Returning to chess, what is a way to test if someone understands the rules? If it was a kid, we’d ask her to explain how pieces move, how the game is set up, and what ends the game. Once we’d established that, we’d play a game or two to see if she understood everything in combination.

Is it sufficient to just play the game? No. That’s no different than writing a textbook by combining words in a correct grammatical structure. It’s very hard to train machines to do that correctly but we’re getting very good today at teaching computers to pull this off without them being able to teach the rules of grammar1.

There are tests that seem good but break down. One is to leave out some possibilities for pieces and see if the computer picks it up. Say it never sees a rook moving from its original space to the opposite end of its base. How would it know that it could do that? It would be strange to think that it couldn’t if it understood that rooks move in a horizontal fashion and can go up to any number of spaces. And yet it would be strange to think it could do that given that it has no probabilistic basis for that move. It would be similar to saying that the rook can jump over another one. It happens often enough with another piece (the knight) that that might be in the space of possibilities.

This might be too unnatural and hard. We as humans don’t even do this - we use language to help guide how we learn games. DeepMind gave the equivalent of the piece movements to the AI (the controls). We could do that. We could also describe the space of moves - horizontal / vertical / diagonal / L-shaped.

I’d be much more interested in imbuing a system with some faculties for asking questions. Then, when it found out a rook could move five spaces horizontally, it could ask us, “can this piece move six spaces as well?”

That would be interesting.

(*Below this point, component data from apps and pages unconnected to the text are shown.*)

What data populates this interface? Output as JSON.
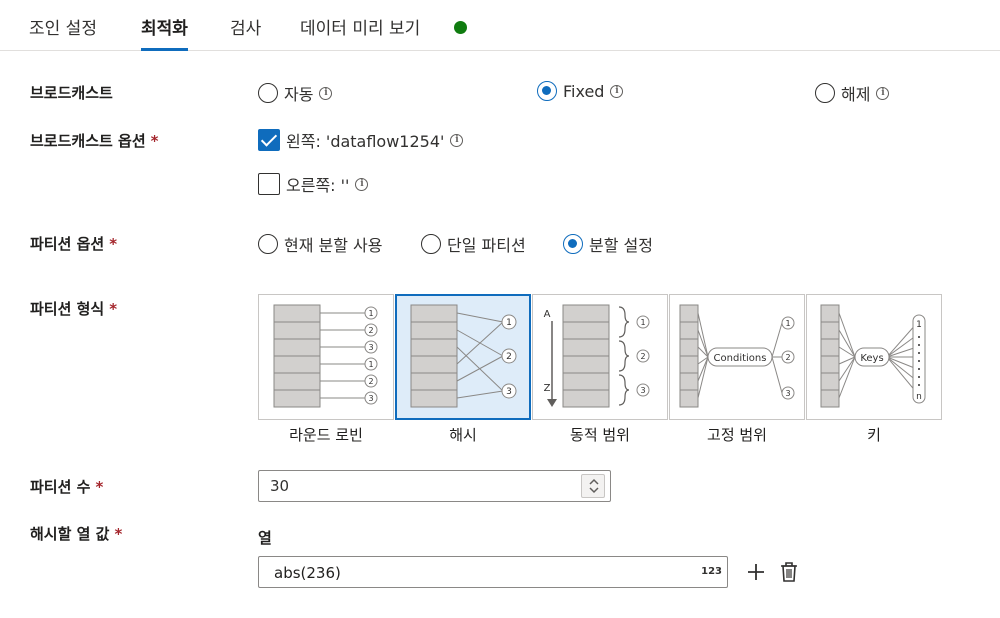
{
  "tabs": [
    {
      "label": "조인 설정"
    },
    {
      "label": "최적화"
    },
    {
      "label": "검사"
    },
    {
      "label": "데이터 미리 보기"
    }
  ],
  "broadcast": {
    "label": "브로드캐스트",
    "options": [
      {
        "label": "자동",
        "selected": false
      },
      {
        "label": "Fixed",
        "selected": true
      },
      {
        "label": "해제",
        "selected": false
      }
    ]
  },
  "broadcast_options": {
    "label": "브로드캐스트 옵션",
    "required_mark": "*",
    "left": {
      "label": "왼쪽: 'dataflow1254'",
      "checked": true
    },
    "right": {
      "label": "오른쪽: ''",
      "checked": false
    }
  },
  "partition_option": {
    "label": "파티션 옵션",
    "required_mark": "*",
    "options": [
      {
        "label": "현재 분할 사용",
        "selected": false
      },
      {
        "label": "단일 파티션",
        "selected": false
      },
      {
        "label": "분할 설정",
        "selected": true
      }
    ]
  },
  "partition_type": {
    "label": "파티션 형식",
    "required_mark": "*",
    "types": [
      {
        "label": "라운드 로빈",
        "selected": false
      },
      {
        "label": "해시",
        "selected": true
      },
      {
        "label": "동적 범위",
        "selected": false
      },
      {
        "label": "고정 범위",
        "selected": false
      },
      {
        "label": "키",
        "selected": false
      }
    ],
    "diagram_text": {
      "n1": "1",
      "n2": "2",
      "n3": "3",
      "nn": "n",
      "range_start": "A",
      "range_end": "Z",
      "conditions": "Conditions",
      "keys": "Keys"
    }
  },
  "partition_count": {
    "label": "파티션 수",
    "required_mark": "*",
    "value": "30"
  },
  "hash_columns": {
    "label": "해시할 열 값",
    "required_mark": "*",
    "column_header": "열",
    "expression": "abs(236)",
    "type_tag": "123"
  },
  "colors": {
    "accent": "#0f6cbd",
    "status_green": "#107c10",
    "required_red": "#a4262c"
  },
  "icons": [
    "info-icon",
    "check-icon",
    "chevron-up-icon",
    "chevron-down-icon",
    "plus-icon",
    "trash-icon"
  ]
}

  1. This is a non-trivial requirement on the machine. K-12 schools in America don’t even require that students know grammar well enough to teach it to others. They just need to pass tests that determine they grasp the faculties. These tests are often times multiple choice but also written. Training a computer to perform well on that is much easier than what I’m suggesting.